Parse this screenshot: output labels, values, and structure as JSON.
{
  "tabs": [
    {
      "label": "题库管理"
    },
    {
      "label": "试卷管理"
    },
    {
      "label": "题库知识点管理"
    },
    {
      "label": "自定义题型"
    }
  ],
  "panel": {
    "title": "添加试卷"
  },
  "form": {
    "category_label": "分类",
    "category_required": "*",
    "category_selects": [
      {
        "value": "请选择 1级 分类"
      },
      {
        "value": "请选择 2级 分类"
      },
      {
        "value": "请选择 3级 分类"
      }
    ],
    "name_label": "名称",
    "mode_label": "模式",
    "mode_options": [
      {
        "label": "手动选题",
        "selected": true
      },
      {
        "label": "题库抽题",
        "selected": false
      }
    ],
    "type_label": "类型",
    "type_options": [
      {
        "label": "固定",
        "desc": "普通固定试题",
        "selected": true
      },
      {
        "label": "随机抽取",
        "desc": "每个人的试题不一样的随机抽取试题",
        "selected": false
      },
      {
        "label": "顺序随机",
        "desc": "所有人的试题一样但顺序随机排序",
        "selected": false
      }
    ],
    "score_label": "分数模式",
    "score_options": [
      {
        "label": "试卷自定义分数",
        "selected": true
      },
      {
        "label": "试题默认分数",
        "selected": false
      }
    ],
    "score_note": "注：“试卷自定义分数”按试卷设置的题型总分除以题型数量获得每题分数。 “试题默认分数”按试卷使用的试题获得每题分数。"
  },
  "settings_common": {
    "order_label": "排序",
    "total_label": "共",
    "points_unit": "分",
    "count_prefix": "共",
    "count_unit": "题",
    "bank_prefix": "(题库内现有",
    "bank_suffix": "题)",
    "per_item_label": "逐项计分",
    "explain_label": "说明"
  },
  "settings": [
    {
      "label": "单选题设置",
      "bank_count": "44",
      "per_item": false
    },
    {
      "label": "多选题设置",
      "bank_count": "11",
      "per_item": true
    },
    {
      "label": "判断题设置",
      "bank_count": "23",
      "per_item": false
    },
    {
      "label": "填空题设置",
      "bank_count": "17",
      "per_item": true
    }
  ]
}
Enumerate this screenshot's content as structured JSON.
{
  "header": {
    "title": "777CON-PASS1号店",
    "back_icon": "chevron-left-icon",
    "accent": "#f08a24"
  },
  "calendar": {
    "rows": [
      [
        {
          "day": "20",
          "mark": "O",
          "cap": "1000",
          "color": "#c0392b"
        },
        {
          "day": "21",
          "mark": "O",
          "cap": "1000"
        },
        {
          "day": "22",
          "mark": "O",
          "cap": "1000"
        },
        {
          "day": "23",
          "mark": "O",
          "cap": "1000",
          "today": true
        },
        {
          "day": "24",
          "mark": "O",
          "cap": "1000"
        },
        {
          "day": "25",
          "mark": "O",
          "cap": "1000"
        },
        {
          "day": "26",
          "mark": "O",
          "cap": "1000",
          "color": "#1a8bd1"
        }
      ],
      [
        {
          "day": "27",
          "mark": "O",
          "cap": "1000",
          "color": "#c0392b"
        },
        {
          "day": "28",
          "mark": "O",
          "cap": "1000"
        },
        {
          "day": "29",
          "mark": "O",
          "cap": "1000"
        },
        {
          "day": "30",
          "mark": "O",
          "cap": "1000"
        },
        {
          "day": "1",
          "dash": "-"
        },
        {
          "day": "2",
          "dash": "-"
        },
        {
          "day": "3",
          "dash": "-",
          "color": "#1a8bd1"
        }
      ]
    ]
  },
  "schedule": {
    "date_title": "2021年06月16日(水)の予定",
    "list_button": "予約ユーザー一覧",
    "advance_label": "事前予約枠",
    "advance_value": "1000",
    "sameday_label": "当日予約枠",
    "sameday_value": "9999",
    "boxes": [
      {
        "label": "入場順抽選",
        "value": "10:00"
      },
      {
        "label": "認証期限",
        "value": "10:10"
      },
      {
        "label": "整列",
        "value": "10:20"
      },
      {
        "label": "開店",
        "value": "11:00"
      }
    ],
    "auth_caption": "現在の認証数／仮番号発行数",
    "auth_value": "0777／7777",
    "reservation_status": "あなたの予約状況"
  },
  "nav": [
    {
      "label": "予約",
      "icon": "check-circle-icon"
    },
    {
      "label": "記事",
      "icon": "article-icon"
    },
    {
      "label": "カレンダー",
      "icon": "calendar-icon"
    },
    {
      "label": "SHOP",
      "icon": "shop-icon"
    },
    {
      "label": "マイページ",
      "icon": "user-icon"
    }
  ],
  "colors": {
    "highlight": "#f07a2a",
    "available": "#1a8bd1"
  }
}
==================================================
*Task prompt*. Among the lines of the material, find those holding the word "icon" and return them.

*Result below*.
    "back_icon": "chevron-left-icon",
      "icon": "check-circle-icon"
      "icon": "article-icon"
      "icon": "calendar-icon"
      "icon": "shop-icon"
      "icon": "user-icon"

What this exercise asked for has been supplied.